  14. CHAPTER TEN Student Citizenship on the Campus
    (pp. 85-94)

    AsI mentioned in a previous chapter, President Patterson enrolled every student and was each student’s adviser. I have often coveted this privilege and wished I could have such intimate contact with students. It is from these associations with students that the most satisfactory rewards come to an educator. In a large institution enrolling several thousand students, the contacts with students must, of course, be limited; but the door to the president's office should never be entirely closed.

    The president has a great responsibility to communicate to the students as well as to the faculty what is going on in...

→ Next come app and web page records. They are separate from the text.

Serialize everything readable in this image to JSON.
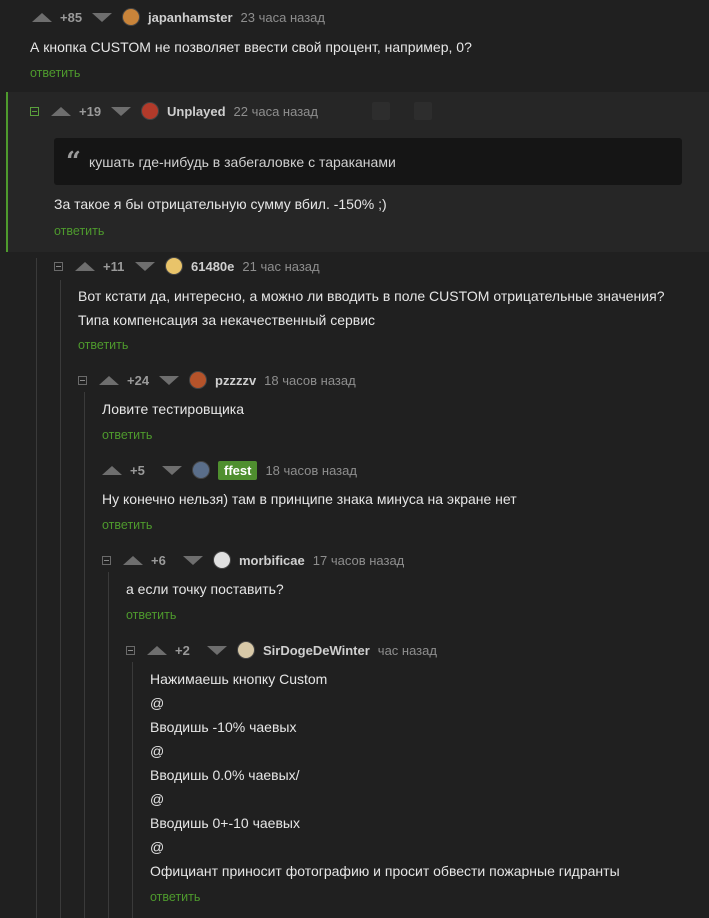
{
  "comments": [
    {
      "rating": "+85",
      "nick": "japanhamster",
      "time": "23 часа назад",
      "lines": [
        "А кнопка CUSTOM не позволяет ввести свой процент, например, 0?"
      ],
      "reply": "ответить",
      "avatar_color": "#c9843a"
    },
    {
      "rating": "+19",
      "nick": "Unplayed",
      "time": "22 часа назад",
      "quote": "кушать где-нибудь в забегаловке с тараканами",
      "lines": [
        "За такое я бы отрицательную сумму вбил. -150% ;)"
      ],
      "reply": "ответить",
      "avatar_color": "#b23a2a"
    },
    {
      "rating": "+11",
      "nick": "61480e",
      "time": "21 час назад",
      "lines": [
        "Вот кстати да, интересно, а можно ли вводить в поле CUSTOM отрицательные значения?",
        "Типа компенсация за некачественный сервис"
      ],
      "reply": "ответить",
      "avatar_color": "#e9c46a"
    },
    {
      "rating": "+24",
      "nick": "pzzzzv",
      "time": "18 часов назад",
      "lines": [
        "Ловите тестировщика"
      ],
      "reply": "ответить",
      "avatar_color": "#b5532a"
    },
    {
      "rating": "+5",
      "nick": "ffest",
      "time": "18 часов назад",
      "lines": [
        "Ну конечно нельзя) там в принципе знака минуса на экране нет"
      ],
      "reply": "ответить",
      "avatar_color": "#5a6e8a"
    },
    {
      "rating": "+6",
      "nick": "morbificae",
      "time": "17 часов назад",
      "lines": [
        "а если точку поставить?"
      ],
      "reply": "ответить",
      "avatar_color": "#e0e0e0"
    },
    {
      "rating": "+2",
      "nick": "SirDogeDeWinter",
      "time": "час назад",
      "lines": [
        "Нажимаешь кнопку Custom",
        "@",
        "Вводишь -10% чаевых",
        "@",
        "Вводишь 0.0% чаевых/",
        "@",
        "Вводишь 0+-10 чаевых",
        "@",
        "Официант приносит фотографию и просит обвести пожарные гидранты"
      ],
      "reply": "ответить",
      "avatar_color": "#d8c9a8"
    }
  ],
  "colors": {
    "accent_green": "#4e9a2d",
    "background": "#202020",
    "badge": "#4f8f2f"
  }
}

  15. CHAPTER ELEVEN Integration at the University
    (pp. 95-101)

    In1948 a young Negro named John Wesley Hatch applied for admission to the College of Law. Until that time we had never received an application from a Negro for admission to the University. We recognized immediately that we faced a delicate problem which must be handled with care and wisdom. We presented the request for admission of this Negro applicant to the trustees for their advice, and were directed to obtain an opinion from the attorney general.

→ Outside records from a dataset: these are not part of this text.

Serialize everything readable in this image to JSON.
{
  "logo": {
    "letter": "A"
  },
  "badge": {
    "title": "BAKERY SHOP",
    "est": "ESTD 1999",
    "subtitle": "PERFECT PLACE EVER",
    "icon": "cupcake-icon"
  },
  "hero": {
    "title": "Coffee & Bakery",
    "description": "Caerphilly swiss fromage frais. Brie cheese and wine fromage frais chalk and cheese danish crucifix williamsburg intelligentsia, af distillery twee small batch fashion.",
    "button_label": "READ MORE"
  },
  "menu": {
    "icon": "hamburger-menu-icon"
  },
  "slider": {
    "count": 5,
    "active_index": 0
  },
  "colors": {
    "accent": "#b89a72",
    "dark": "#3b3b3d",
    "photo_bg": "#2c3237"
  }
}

    This official advised us that the so-called Day Law made the teaching of Negroes and white students in the same school an...

  16. CHAPTER TWELVE The Athletics Program of the University
    (pp. 102-116)

    TheUniversity has had an athletics programs since about 1890. However, it was for many years a very informal program, largely directed by the students interested in sports. Its first professionally trained coach was John A. Thompson, who served as early as 1893. The students at that time had to purchase their own uniforms and such equipment as was necessary to play the games. The institution put no money into the program and took very little interest in its management and control.

    There were but few rules and regulations. The story is told that in one of the early football...

  17. CHAPTER THIRTEEN The University’s Library Factlities
    (pp. 117-121)

    In1907 Andrew Carnegie, a good friend of President James K. Patterson, gave the University $26,500 for the construction of a modest library building. Prior to this date, collections of books were to be found in some departments on the campus, but they could scarcely be said to constitute a University library. The number of books in these collections did not exceed 15,000 volumes, and their value was about $22,000. The Carnegie Library was officially dedicated on November 24, 1909. There were but few books in it at that time and it grew slowly for a number of years. The...

  18. CHAPTER FOURTEEN The University Press and Foundations
    (pp. 122-125)

    In1943 the Board of Trustees authorized the establishment of the University of Kentucky Press. The Press is maintained by an annual grant from the Haggin Fund, an appropriation from the general fund of the University, and the revenue derived from the sale of books.

    The director of the Press is Bruce F. Denbo, who has proved to be a dynamic leader in this field. A committee of the faculty appointed by the President serves in an advisory capacity to the director in the formation of policies of the Press and in the selection of manuscripts for publication.

    The Press...

  19. CHAPTER FIFTEEN A University Prestdent Views Three Professions
    (pp. 126-136)

    Threeprofessions? Yes. Administration, teaching, and research.Take the university president first.

    A timid president will be an unhappy administrator, feeling only a limited pleasure in his office. Long tenure is not to be desired at the price of compromising his ideals. College presidents have been losing their jobs ever since the first president of Harvard lost his job six years after his appointment. The average tenure of college presidents in America today is about five years. The general public is under the impression that the “dangerous” job in colleges and universities is that of coach; this is not the case,...

  20. APPENDIX A. Table 1-4
    (pp. 137-139)
    (pp. 140-144)
    (pp. 145-156)
  23. INDEX
    (pp. 157-162)